====== RECORDS PROVIDED ======

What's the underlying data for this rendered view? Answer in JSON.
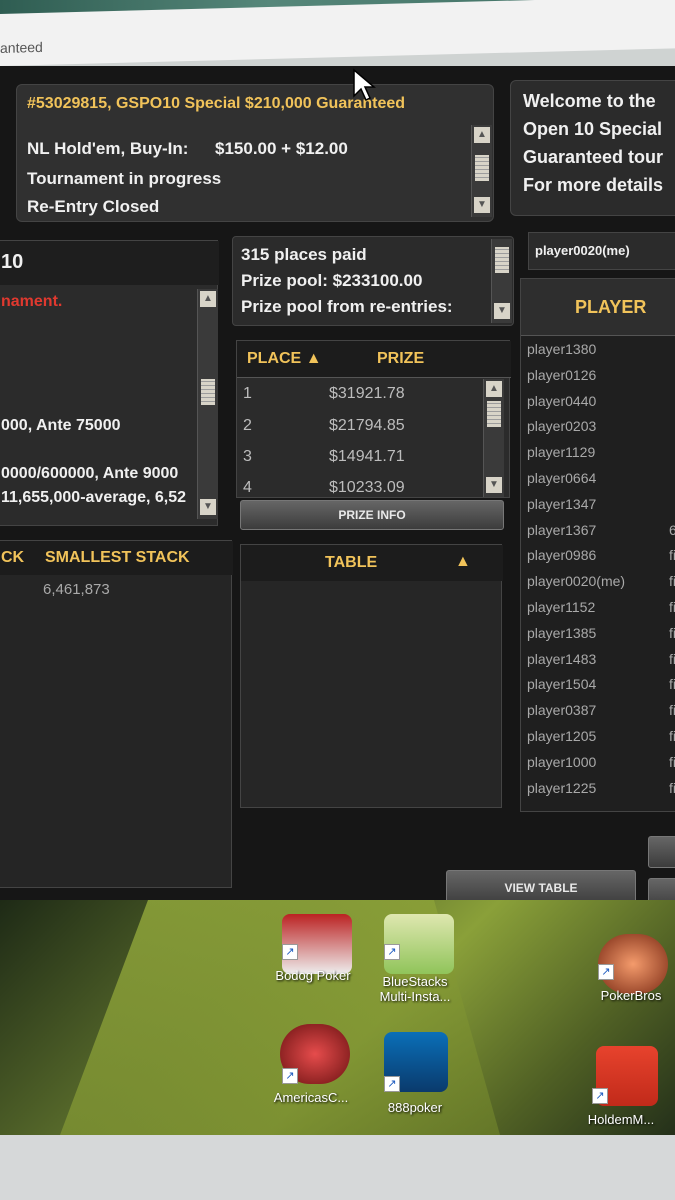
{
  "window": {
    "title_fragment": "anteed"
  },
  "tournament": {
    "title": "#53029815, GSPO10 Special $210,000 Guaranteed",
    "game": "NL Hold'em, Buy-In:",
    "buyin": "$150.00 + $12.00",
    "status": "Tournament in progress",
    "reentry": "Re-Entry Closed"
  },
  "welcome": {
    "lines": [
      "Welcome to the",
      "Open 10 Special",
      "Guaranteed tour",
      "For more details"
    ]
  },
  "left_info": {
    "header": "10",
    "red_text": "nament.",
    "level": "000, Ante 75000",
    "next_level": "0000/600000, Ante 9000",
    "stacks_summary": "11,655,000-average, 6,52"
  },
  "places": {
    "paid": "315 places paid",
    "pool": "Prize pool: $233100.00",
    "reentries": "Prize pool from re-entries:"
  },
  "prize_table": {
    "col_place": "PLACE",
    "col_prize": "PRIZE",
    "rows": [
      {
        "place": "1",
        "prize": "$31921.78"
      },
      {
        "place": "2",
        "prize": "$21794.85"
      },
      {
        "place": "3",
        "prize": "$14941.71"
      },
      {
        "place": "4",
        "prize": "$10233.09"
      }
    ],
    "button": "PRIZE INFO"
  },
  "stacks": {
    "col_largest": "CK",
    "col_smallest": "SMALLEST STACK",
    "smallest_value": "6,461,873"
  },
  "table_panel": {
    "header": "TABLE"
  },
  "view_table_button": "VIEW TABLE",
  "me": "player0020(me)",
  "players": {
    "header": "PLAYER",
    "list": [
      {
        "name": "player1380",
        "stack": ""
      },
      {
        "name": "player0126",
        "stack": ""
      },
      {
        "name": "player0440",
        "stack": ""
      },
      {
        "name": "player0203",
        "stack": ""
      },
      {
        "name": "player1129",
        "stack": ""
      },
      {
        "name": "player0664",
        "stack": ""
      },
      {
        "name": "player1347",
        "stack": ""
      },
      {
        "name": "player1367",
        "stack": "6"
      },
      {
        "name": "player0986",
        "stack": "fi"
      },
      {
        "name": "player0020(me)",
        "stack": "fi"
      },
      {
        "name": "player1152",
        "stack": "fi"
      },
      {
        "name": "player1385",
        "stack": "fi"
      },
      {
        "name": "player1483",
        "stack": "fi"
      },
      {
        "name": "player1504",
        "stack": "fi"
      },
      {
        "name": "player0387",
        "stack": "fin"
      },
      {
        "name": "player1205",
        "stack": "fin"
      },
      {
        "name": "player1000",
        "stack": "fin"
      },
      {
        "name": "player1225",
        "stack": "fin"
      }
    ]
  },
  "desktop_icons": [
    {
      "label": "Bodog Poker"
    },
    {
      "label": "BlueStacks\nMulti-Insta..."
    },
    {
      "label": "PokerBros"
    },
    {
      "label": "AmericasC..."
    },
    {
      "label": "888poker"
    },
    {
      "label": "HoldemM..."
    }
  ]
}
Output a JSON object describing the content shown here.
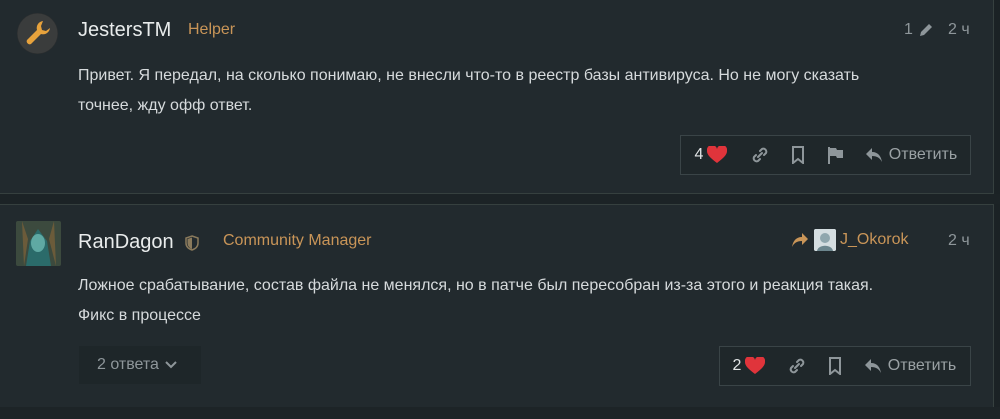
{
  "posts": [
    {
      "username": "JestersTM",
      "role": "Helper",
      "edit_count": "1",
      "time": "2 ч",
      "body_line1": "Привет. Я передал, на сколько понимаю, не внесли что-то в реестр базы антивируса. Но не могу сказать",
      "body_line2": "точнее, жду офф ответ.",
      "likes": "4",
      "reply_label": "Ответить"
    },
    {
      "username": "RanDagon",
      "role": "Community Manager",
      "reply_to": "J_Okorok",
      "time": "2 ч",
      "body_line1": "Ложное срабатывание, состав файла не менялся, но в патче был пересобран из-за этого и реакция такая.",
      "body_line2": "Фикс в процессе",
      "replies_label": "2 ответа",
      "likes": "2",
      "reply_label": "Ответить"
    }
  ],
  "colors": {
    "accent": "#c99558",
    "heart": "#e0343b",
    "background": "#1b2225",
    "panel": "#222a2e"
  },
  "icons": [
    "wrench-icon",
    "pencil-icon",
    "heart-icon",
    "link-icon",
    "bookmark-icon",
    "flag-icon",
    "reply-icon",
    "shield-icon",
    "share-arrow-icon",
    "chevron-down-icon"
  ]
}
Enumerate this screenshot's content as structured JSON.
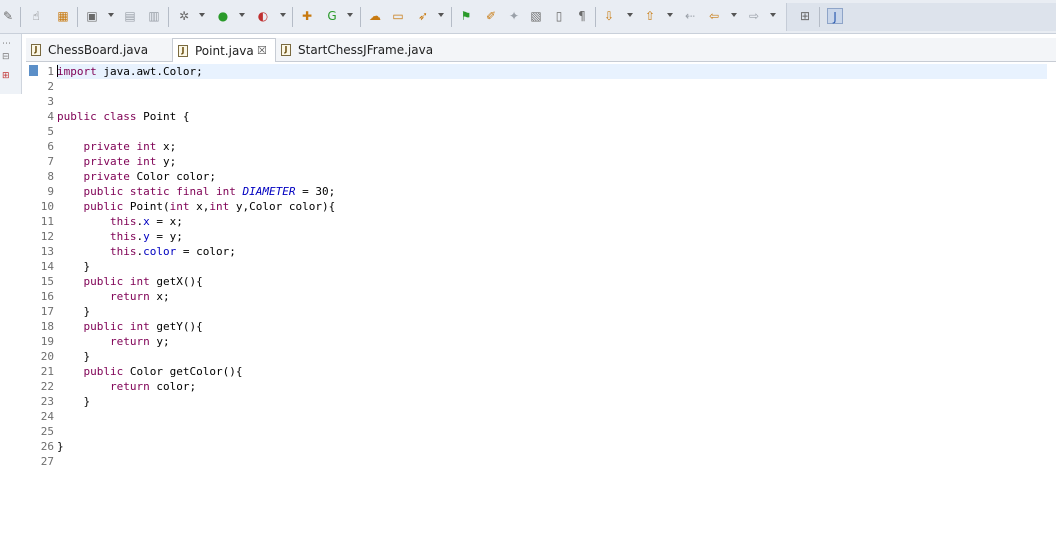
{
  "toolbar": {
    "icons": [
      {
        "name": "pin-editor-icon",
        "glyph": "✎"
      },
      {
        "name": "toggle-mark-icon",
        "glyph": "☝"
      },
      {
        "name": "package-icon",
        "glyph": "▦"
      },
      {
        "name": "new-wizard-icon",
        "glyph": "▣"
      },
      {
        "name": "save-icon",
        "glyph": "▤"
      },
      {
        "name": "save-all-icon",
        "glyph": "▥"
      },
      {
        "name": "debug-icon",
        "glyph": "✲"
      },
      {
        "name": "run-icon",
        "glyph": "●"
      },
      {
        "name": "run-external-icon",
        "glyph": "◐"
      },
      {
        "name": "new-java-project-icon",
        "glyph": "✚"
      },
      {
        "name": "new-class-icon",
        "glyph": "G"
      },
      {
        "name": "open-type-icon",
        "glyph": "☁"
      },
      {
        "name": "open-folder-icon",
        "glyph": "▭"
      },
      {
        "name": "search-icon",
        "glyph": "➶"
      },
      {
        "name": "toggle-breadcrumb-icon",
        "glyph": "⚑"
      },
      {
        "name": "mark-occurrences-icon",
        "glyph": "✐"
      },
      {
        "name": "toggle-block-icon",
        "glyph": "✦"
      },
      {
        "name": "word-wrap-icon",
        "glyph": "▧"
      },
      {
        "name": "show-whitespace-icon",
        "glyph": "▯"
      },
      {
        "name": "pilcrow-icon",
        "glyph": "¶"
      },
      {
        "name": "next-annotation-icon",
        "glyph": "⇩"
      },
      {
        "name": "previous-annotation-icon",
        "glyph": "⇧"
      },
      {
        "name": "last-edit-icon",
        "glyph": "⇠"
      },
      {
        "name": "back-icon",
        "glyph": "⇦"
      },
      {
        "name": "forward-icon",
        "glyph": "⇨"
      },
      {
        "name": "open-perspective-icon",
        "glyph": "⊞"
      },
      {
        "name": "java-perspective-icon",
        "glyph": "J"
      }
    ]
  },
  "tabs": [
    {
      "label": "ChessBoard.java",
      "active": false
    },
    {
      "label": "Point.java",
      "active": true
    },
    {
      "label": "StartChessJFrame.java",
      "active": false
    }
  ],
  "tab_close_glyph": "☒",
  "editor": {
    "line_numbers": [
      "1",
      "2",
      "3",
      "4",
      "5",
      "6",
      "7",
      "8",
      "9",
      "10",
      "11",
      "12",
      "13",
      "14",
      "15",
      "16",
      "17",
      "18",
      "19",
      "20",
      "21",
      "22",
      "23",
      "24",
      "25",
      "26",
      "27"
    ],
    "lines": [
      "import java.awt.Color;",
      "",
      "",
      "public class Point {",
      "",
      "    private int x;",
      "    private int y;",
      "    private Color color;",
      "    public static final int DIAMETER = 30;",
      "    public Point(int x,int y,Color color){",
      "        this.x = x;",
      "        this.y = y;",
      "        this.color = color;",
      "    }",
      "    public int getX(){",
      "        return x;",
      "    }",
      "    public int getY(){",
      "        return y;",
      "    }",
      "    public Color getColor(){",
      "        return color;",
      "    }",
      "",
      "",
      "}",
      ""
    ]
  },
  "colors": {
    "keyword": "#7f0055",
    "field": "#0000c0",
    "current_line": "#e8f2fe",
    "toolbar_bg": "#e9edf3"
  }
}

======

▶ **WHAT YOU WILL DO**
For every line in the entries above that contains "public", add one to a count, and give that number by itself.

▶ **ANSWER SPACE**
6